Saturday, December 24, 2011
Stielas Storhett - Expulse (2011)
Country: Murmansk, Russia
Style: Progressive/Atmospheric Black Metal
I'm not gonna lie when I say that I was originally not going to talk about this album. I remember reviewing the EP that this project released last year and was quite impressed with it, but I didn't remember the project when this album was originally released. It wasn't until I watched a review, of sorts, on youtube for it that I looked the album up and remembered the band and was like, "I have to cover this."
To anyone who's read this blog for a while, you'll know that I haven't had the best relationship with black metal from Russia. In all honesty, a lot of it may have interesting ideas, but often comes across as terribly under produced and lackluster. When I heard Stielas Storhett's EP last year, "SKD," like I said above, I was impressed. Though it did dwell within the depressive sub-genre, it had quite a few elements that made it stand out and break out of character from that style. This new album retains very few traits from the more depressive background of the project, with sole member Damien T.G taking the project into a much more exciting direction.
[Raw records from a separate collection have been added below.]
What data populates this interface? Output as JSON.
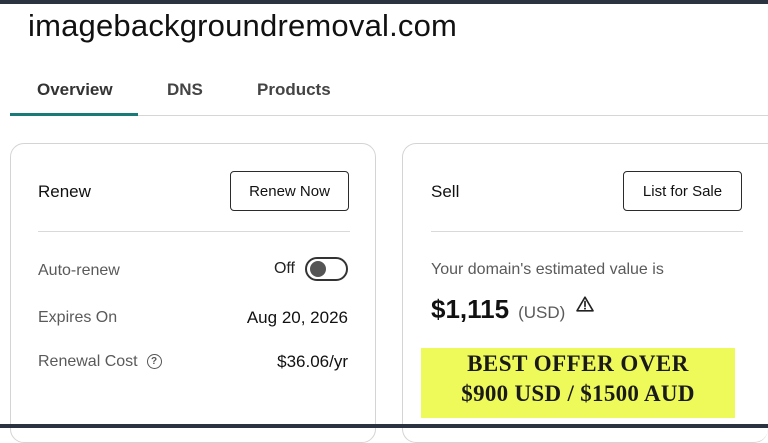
{
  "domain": "imagebackgroundremoval.com",
  "tabs": [
    {
      "label": "Overview",
      "active": true
    },
    {
      "label": "DNS",
      "active": false
    },
    {
      "label": "Products",
      "active": false
    }
  ],
  "renew_card": {
    "heading": "Renew",
    "button_label": "Renew Now",
    "auto_renew_label": "Auto-renew",
    "auto_renew_state": "Off",
    "expires_label": "Expires On",
    "expires_value": "Aug 20, 2026",
    "cost_label": "Renewal Cost",
    "cost_info_icon": "info-icon",
    "cost_value": "$36.06/yr"
  },
  "sell_card": {
    "heading": "Sell",
    "button_label": "List for Sale",
    "estimate_label": "Your domain's estimated value is",
    "estimate_amount": "$1,115",
    "estimate_currency": "(USD)",
    "estimate_icon": "warning-icon"
  },
  "offer_banner": {
    "line1": "BEST OFFER OVER",
    "line2": "$900 USD / $1500 AUD",
    "background": "#eef95a"
  },
  "colors": {
    "accent": "#1a7a78",
    "frame": "#2b3340"
  }
}
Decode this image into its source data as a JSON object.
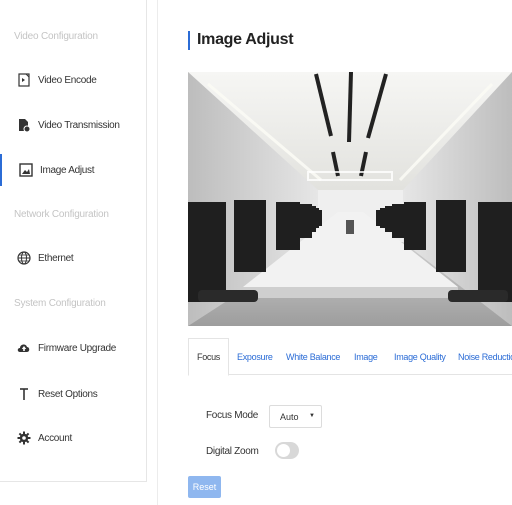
{
  "sidebar": {
    "sections": [
      {
        "header": "Video Configuration",
        "items": [
          {
            "label": "Video Encode",
            "icon": "video-encode-icon"
          },
          {
            "label": "Video Transmission",
            "icon": "video-transmission-icon"
          },
          {
            "label": "Image Adjust",
            "icon": "image-adjust-icon",
            "active": true
          }
        ]
      },
      {
        "header": "Network Configuration",
        "items": [
          {
            "label": "Ethernet",
            "icon": "globe-icon"
          }
        ]
      },
      {
        "header": "System Configuration",
        "items": [
          {
            "label": "Firmware Upgrade",
            "icon": "cloud-upload-icon"
          },
          {
            "label": "Reset Options",
            "icon": "reset-icon"
          },
          {
            "label": "Account",
            "icon": "gear-icon"
          }
        ]
      }
    ]
  },
  "main": {
    "title": "Image Adjust",
    "tabs": [
      {
        "label": "Focus",
        "active": true
      },
      {
        "label": "Exposure"
      },
      {
        "label": "White Balance"
      },
      {
        "label": "Image"
      },
      {
        "label": "Image Quality"
      },
      {
        "label": "Noise Reduction"
      }
    ],
    "form": {
      "focus_mode_label": "Focus Mode",
      "focus_mode_value": "Auto",
      "digital_zoom_label": "Digital Zoom",
      "digital_zoom_on": false
    },
    "reset_label": "Reset"
  },
  "colors": {
    "accent": "#2b6cd6",
    "reset_button": "#8fb7ef",
    "section_header": "#c4c4c4"
  }
}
It's really shocking to know that this is the same band that released that EP last year, because it almost sounds like a completely different band.
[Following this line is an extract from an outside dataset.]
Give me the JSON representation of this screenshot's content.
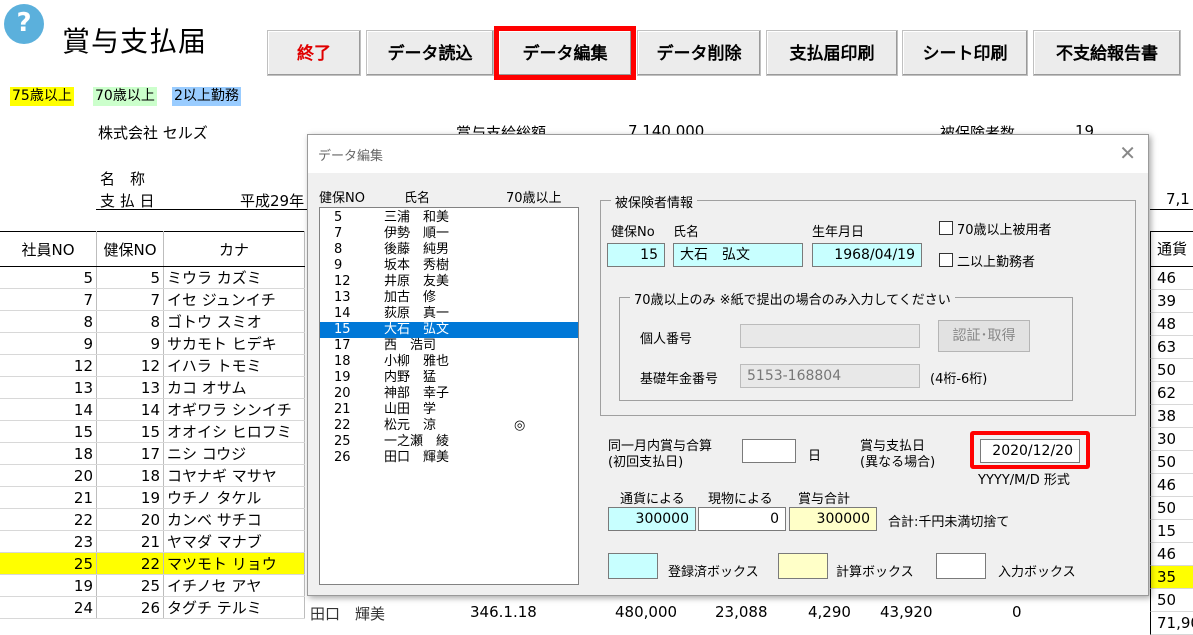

When was the last time you heard a new band that was tagged as depressive with actual riffs? Throughout this album you get a great blend of ideas that channel more progressive and experimental elements than I ever expected. There are moments on here than bring to mind groups like Enslaved, Opeth, and Shining more than any group like Lifelover, and it continually blew me away, All Paths Lead to Oblivion is a great example of such. More than anything else, I would call this a progressive album, from the just the structures alone, you get a lot of very fluid dynamics between the more aggressive sections and the softer ones, but there's here as well. The instrumentation is fantastic, Damien manages to channel those great acoustic sections that Shining has, while bringing his own flair to them, which I think comes from the bass-lines he provides underneath them. The saxophone lines delivered on the title-track, Expulse, I thought were fantastic and totally fit with the mood that the album was at when it came on. With all that being said, it's also a very natural sounding album, nothing feels forced or really out of place anywhere, it all comes together on point and works together as a song. As a side note, at this point in the year I pretty much had my end of the year list completed, this thing made me delete most of it and start from scratch because this thing is that good.
I've been listening to this thing almost non-stop since I first got it, it's literally jaw-dropping in how good it is. I can't recommend this highly enough, this thing absolutely blew me away from first listen onwards. If you like progressive black metal, do not hesitate, find this album now.
Overall Score: 9.5
Highlights: Every Track Is A Highlight